→ Exercise prompt: Set down the entries exactly as they appear, apart from the images, which stay out.

→ Listed entries:
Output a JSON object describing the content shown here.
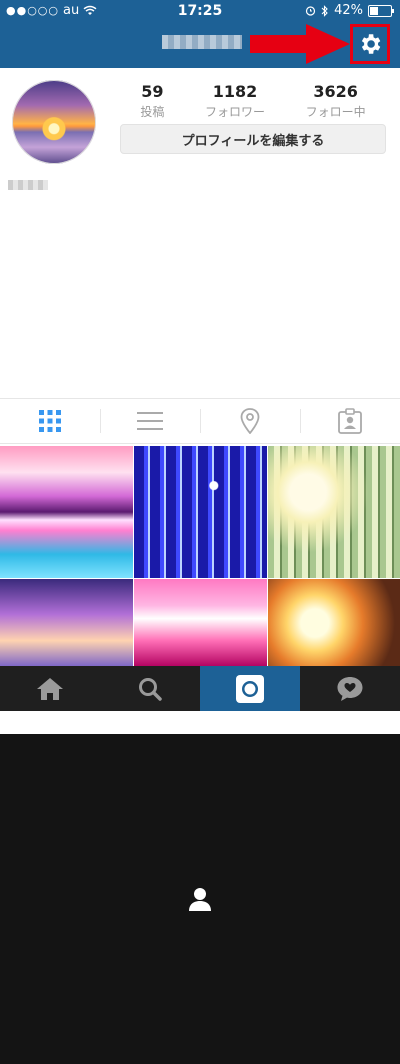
{
  "status_bar": {
    "carrier": "au",
    "signal_dots": "●●○○○",
    "time": "17:25",
    "battery_percent": "42%"
  },
  "profile": {
    "stats": [
      {
        "value": "59",
        "label": "投稿"
      },
      {
        "value": "1182",
        "label": "フォロワー"
      },
      {
        "value": "3626",
        "label": "フォロー中"
      }
    ],
    "edit_button_label": "プロフィールを編集する"
  },
  "tabs": [
    {
      "icon": "grid-icon",
      "active": true
    },
    {
      "icon": "list-icon",
      "active": false
    },
    {
      "icon": "location-pin-icon",
      "active": false
    },
    {
      "icon": "tagged-person-icon",
      "active": false
    }
  ],
  "bottom_nav": [
    {
      "icon": "home-icon"
    },
    {
      "icon": "search-icon"
    },
    {
      "icon": "camera-icon"
    },
    {
      "icon": "activity-heart-icon"
    },
    {
      "icon": "profile-icon"
    }
  ],
  "colors": {
    "header_bg": "#1d6196",
    "highlight_red": "#e60012",
    "active_tab": "#3897f0",
    "nav_bg": "#1f1f1f"
  }
}
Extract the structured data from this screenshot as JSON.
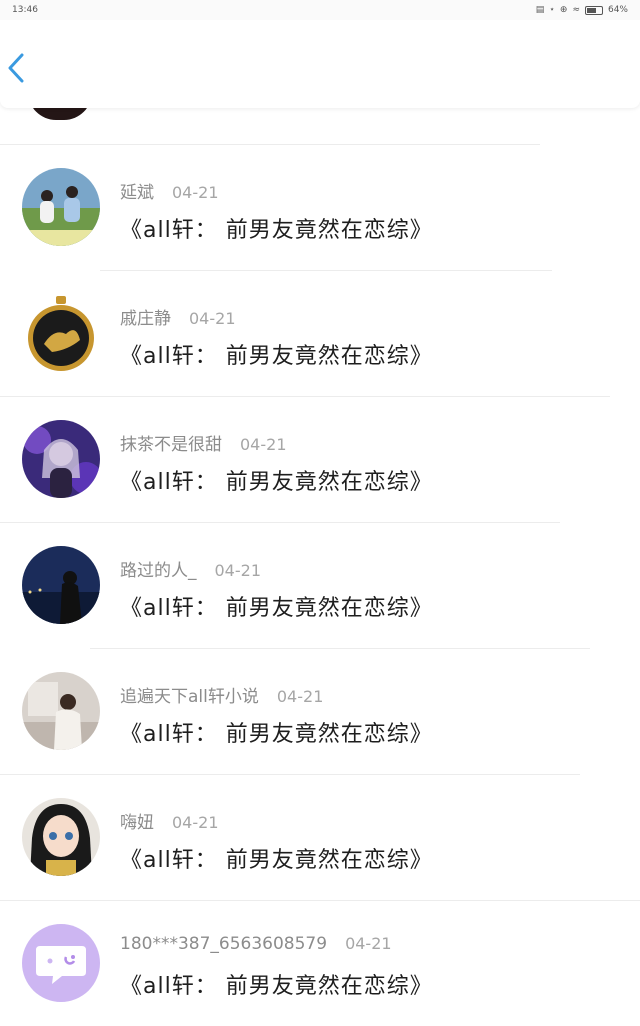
{
  "status_bar": {
    "time": "13:46",
    "battery": "64%",
    "battery_level": 0.64
  },
  "comments": [
    {
      "name": "延斌",
      "date": "04-21",
      "message": "《all轩： 前男友竟然在恋综》"
    },
    {
      "name": "戚庄静",
      "date": "04-21",
      "message": "《all轩： 前男友竟然在恋综》"
    },
    {
      "name": "抹茶不是很甜",
      "date": "04-21",
      "message": "《all轩： 前男友竟然在恋综》"
    },
    {
      "name": "路过的人_",
      "date": "04-21",
      "message": "《all轩： 前男友竟然在恋综》"
    },
    {
      "name": "追遍天下all轩小说",
      "date": "04-21",
      "message": "《all轩： 前男友竟然在恋综》"
    },
    {
      "name": "嗨妞",
      "date": "04-21",
      "message": "《all轩： 前男友竟然在恋综》"
    },
    {
      "name": "180***387_6563608579",
      "date": "04-21",
      "message": "《all轩： 前男友竟然在恋综》"
    }
  ],
  "colors": {
    "accent": "#3a9ae0",
    "name": "#8c8c8c",
    "message": "#1e1e1e"
  }
}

→ Task response:
Output a JSON object describing the content shown here.
{
  "status_bar": {
    "carrier": "au",
    "signal_dots": "●●○○○",
    "time": "17:25",
    "battery_percent": "42%"
  },
  "profile": {
    "stats": [
      {
        "value": "59",
        "label": "投稿"
      },
      {
        "value": "1182",
        "label": "フォロワー"
      },
      {
        "value": "3626",
        "label": "フォロー中"
      }
    ],
    "edit_button_label": "プロフィールを編集する"
  },
  "tabs": [
    {
      "icon": "grid-icon",
      "active": true
    },
    {
      "icon": "list-icon",
      "active": false
    },
    {
      "icon": "location-pin-icon",
      "active": false
    },
    {
      "icon": "tagged-person-icon",
      "active": false
    }
  ],
  "bottom_nav": [
    {
      "icon": "home-icon"
    },
    {
      "icon": "search-icon"
    },
    {
      "icon": "camera-icon"
    },
    {
      "icon": "activity-heart-icon"
    },
    {
      "icon": "profile-icon"
    }
  ],
  "colors": {
    "header_bg": "#1d6196",
    "highlight_red": "#e60012",
    "active_tab": "#3897f0",
    "nav_bg": "#1f1f1f"
  }
}
Extract the structured data from this screenshot as JSON.
{
  "status_bar": {
    "time": "13:46",
    "battery": "64%",
    "battery_level": 0.64
  },
  "comments": [
    {
      "name": "延斌",
      "date": "04-21",
      "message": "《all轩： 前男友竟然在恋综》"
    },
    {
      "name": "戚庄静",
      "date": "04-21",
      "message": "《all轩： 前男友竟然在恋综》"
    },
    {
      "name": "抹茶不是很甜",
      "date": "04-21",
      "message": "《all轩： 前男友竟然在恋综》"
    },
    {
      "name": "路过的人_",
      "date": "04-21",
      "message": "《all轩： 前男友竟然在恋综》"
    },
    {
      "name": "追遍天下all轩小说",
      "date": "04-21",
      "message": "《all轩： 前男友竟然在恋综》"
    },
    {
      "name": "嗨妞",
      "date": "04-21",
      "message": "《all轩： 前男友竟然在恋综》"
    },
    {
      "name": "180***387_6563608579",
      "date": "04-21",
      "message": "《all轩： 前男友竟然在恋综》"
    }
  ],
  "colors": {
    "accent": "#3a9ae0",
    "name": "#8c8c8c",
    "message": "#1e1e1e"
  }
}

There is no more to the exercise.